Judging by the popularity of Comedy Central’s BattleBots, the BBC’s Robot Wars, and TLC’s Robotica, mechanized combat remains one of the most engrossing — and enduring — spectator sports on television. Something about mechanical monstrosities fighting each other to the death still manages to engross a massive cross-section of the TV-viewing populous. But unlike, say, football, soccer, tennis, or any other sport, robot battles are an event that’s remain relegated to the realm of TV: the logistics engineering a ‘bot, finding a worthy competitor, and safely facing off against one another presents an insurmountable challenge to even the sport’s most ardent fans. Or, at least it did.
MekaMon, the product of startup Reach Robotics, is in many ways the embodiment of battle robot fanatics’ dreams: a fully articulated, remote-controlled robot that engages enemies in combat. Unlike the robots on TV, though, the “losers” of battles escaped unscathed. And combat’s just the start of what they’re capable of.
Thanks to infrared camera arrays, robots react appropriately when shot.
Reach Robotics is the brainchild of Silas Adekunle, a 25-year-old Nigerian who immigrated to the United Kingdom at the age of 11 and taught himself robotics. It’s already attracted impressive venture capital pedigree — the team of engineers, game designers, computer vision Ph.D.s, and experts from Airbus and Aston Martin have attracted the backing of firms including London Venture Partners, Qualcomm Ventures, Passion Capital, Techstarts, Hardware Club, and Iglobe Partners. That early momentum means that MekaMon, Reach Robotics’ first product, won’t go the traditional crowdfunding route — rather than launch on Indiegogo or Kickstarter, it will ship directly to customers in the coming months.

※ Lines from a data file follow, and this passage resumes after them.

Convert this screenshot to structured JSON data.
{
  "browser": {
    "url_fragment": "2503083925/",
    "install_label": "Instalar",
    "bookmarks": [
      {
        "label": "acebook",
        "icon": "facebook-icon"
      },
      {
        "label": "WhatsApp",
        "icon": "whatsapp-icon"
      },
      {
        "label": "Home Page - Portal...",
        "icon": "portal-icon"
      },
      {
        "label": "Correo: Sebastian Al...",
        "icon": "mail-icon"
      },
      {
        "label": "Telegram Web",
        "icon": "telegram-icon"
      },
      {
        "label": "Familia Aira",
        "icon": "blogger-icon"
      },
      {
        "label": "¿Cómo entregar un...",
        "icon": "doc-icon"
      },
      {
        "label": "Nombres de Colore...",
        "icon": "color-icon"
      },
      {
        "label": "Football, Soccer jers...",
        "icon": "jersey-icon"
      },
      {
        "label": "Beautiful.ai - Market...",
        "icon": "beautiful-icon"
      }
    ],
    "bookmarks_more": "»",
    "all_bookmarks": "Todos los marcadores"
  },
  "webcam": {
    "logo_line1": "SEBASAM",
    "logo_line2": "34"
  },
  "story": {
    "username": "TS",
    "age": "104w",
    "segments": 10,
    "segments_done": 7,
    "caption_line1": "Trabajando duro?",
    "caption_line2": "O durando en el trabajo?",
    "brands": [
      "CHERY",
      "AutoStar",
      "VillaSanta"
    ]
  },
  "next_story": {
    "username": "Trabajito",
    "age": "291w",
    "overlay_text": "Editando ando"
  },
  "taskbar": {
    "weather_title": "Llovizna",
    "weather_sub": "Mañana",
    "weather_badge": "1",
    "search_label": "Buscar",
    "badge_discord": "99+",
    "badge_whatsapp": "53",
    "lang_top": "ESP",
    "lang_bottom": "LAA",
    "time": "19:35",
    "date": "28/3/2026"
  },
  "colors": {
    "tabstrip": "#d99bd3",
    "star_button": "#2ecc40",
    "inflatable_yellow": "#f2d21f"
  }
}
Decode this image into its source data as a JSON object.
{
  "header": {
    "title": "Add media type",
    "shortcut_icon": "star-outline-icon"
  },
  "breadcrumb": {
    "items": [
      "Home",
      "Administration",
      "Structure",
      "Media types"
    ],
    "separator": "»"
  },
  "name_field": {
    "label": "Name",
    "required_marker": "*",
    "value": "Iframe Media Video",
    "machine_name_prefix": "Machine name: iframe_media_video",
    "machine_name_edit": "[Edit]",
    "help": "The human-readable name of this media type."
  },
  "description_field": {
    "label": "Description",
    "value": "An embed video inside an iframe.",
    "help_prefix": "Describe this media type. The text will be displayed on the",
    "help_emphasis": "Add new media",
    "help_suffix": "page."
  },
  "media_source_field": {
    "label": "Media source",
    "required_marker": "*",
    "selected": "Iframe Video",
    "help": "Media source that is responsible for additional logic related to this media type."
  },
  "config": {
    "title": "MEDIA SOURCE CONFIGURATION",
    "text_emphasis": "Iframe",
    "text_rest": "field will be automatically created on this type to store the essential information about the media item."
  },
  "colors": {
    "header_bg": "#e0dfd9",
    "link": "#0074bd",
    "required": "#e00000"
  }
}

MekaMon robots, the result of more than three years of research and a 27-stage iterative development process, are insectoid in appearance. Put simply, they look like giant plastic spiders that’d give any arachnophobe nightmares for weeks. More than 10 individual motors drive the four “legs,” each capable of 30 degrees of freedom, that facilitate forward, backward, and diagonal movement. They do more than just move: A customizable range of parameters let the MekaMon robots trot, crawl, waddle, and perform dozens of canned taunt animations designed by a former Industrial Light and Magic animator who worked on the Transformers film series.
One of the MekaMon’s headlining features is a battle mode, Last Man Standing, that pits up to four of the ‘bots against each other. Before the match begins, contenders select offensive and defensive abilities via the MekaMon companion app, using a smartphone. Then, they swap their bots’ snap-on physical armaments — a railgun for a laser, for instance, or a shield for a weapon — to their liking. Finally, once the battle begins, they fire at will, maneuvering their MekaMon robots behind chairs, tables, and any other real-world objects that present an opportunity for cover.
Thanks to infrared camera arrays, robots react appropriately when shot, fidgeting after sustaining a blows from barrages of bullets and mimicking electrocution when zapped with an energy beam. When a victor emerges — when an opponents’ in-app health bar reaches zero, that is to say — the losing robots’ mechanical legs fall limp and twitching to the ground.
“We’re bringing back a childhood curiosity.”
For those who don’t have MekaMon-touting friends handy, there’s a single-player campaign driven by a nifty bit of augmented reality. The mode tasks MekaMon pilots with destroying an invading force of aliens visible in the smartphone app. As they progress through waves of enemies, they earn points and upgrades they can spend on special abilities and digital items that fortify health, improve recovery times, and boost weapon damage.
The team’s already hard at work on peripherals and add-ons. But they insist MekaMon won’t become a battle of pocketbooks, so to speak, rather than skill. “It’s not pay to win,” Adekunle told Digital Trends. “We’re giving players more options.”
And he stresses that the ‘bots do more than battle. “We’re bringing back a childhood curiosity,” Adekunle said. “It harkens back to a time when kids played with sticks and turned the living room duvet into a fortress. I think we’ve lost that in the digital age, and we’re basically trying to bring it back.” To that end, the Reach Robotics team is finalizing a software development kit (SDK) that will let amateur roboticists to program their own routines.
“We want people to be able to learn to program with this,” Adekunle said. “We want to make the experience educational.” He expects it to become available later this year.
“At the root of everything we build is the premise that gaming is an experience that goes beyond a screen. We imagine a world where things come to life in front of you,” said Adekunle. “Our inspiration came from building robots in STEM classes with underprivileged students in the U.K..”
MekaMon starts at $330, up to $600 for a pack of two. They last an hour on a charge, weigh about 2.2 pounds, and are expected to begin shipping in January.